This grieving process has not been allowed to take its course,
free flowing river dammed up til it slows to the drip-drop of a rapidly slowing heartbeat.

I make the trek to the grave site at all hours of the day
to dig through the loose dirt with quickless fingernails.

I reach the remains and cradle them as if newborn,
stroke the bones as if they were still smooth flesh,

ask the leaking marrow yet again where it all went wrong.
The length of my mourning should not surprise me.

I have never left anything alone long enough to fully heal,
picked off every hardened scab and have

nothing to show for it but a body full of pockmarks.
I call upon every love goddess, Aphrodite, Freya, Bast,

pluck the newborn hairs from my brows,
and drop them to the earth as offerings.

I beat my closed fist against my breastbone
and demand for it to be my turn.

Let the crepe lift from my neck and be replaced
with layer upon layer of starched lace.

Let me trace the lips of another and finally have the gesture repeated back.
Hallowed be thy names, thy facets.

I maintain belief long enough for the wish to be granted
then I blow out all the candles,

rebury the remains,
and place a newborn sapling atop.


Rachael Gay is a poet and artist living in Fargo, North Dakota.

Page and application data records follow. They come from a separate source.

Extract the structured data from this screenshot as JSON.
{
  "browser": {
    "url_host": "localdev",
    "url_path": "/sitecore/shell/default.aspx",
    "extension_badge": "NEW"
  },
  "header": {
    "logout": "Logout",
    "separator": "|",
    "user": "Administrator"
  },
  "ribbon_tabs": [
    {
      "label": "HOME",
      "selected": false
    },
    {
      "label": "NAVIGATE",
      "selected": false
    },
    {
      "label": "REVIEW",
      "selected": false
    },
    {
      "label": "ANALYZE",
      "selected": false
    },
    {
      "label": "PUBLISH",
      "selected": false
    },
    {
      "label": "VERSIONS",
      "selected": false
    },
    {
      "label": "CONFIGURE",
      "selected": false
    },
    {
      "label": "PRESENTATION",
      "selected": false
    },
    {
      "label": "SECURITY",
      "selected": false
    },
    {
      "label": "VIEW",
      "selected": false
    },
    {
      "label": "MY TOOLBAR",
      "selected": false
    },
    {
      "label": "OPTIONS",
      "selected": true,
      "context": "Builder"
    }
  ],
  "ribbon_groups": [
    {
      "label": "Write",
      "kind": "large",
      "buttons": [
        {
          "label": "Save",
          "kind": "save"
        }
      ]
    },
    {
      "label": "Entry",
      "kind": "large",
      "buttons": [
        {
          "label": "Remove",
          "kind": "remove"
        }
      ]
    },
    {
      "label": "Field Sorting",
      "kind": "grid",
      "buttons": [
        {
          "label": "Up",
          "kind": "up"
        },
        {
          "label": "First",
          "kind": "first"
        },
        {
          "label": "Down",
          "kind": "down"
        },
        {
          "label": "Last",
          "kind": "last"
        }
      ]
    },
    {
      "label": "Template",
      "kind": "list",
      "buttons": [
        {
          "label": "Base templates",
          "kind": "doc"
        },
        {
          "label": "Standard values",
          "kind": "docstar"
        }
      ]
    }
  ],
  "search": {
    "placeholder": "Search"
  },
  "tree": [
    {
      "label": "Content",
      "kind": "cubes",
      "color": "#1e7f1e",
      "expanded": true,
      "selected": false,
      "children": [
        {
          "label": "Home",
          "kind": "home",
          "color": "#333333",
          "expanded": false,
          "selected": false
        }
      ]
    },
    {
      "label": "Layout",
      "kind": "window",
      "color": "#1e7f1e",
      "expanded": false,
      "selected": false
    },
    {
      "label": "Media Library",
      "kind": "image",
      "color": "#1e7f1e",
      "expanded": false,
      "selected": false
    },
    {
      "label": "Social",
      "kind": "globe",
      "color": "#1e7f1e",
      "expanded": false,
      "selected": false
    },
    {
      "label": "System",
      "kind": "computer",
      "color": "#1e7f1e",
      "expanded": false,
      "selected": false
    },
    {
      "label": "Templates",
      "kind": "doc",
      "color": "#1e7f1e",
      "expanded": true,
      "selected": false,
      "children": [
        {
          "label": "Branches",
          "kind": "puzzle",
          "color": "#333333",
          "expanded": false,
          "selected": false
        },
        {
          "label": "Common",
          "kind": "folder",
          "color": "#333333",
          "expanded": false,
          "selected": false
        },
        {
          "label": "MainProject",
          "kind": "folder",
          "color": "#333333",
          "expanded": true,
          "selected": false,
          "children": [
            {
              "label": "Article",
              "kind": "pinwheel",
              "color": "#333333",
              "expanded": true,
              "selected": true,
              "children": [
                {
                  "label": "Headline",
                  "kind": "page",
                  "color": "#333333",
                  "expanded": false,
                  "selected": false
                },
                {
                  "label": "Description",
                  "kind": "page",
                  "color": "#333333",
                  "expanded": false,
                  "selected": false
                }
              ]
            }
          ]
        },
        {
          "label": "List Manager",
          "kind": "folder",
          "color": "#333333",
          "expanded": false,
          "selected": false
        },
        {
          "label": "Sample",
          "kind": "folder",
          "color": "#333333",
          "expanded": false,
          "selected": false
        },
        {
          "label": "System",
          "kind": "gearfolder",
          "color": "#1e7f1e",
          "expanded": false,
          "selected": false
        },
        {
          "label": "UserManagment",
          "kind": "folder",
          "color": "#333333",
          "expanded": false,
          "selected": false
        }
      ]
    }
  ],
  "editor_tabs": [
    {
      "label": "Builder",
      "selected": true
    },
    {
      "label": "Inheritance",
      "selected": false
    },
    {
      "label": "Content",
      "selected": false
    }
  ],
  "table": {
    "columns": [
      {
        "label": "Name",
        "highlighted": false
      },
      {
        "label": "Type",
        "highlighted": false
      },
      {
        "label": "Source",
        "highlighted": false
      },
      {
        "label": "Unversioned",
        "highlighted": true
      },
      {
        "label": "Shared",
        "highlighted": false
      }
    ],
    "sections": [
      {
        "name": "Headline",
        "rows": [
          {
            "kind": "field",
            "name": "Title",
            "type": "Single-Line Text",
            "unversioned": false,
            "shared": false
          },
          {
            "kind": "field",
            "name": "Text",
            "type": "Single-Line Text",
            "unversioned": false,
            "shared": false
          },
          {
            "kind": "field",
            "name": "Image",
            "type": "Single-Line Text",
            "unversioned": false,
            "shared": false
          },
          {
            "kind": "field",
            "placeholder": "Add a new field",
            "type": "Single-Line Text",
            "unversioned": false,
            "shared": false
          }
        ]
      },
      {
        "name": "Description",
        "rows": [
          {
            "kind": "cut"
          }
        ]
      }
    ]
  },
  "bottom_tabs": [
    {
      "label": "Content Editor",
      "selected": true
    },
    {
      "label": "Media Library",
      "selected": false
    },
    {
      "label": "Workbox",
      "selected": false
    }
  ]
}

Her work has appeared in Anti-Heroin Chic, Ghost City Review, Rag Queens, Déraciné Magazine, Gramma Poetry, FreezeRay Poetry, Rising Phoenix Review and others.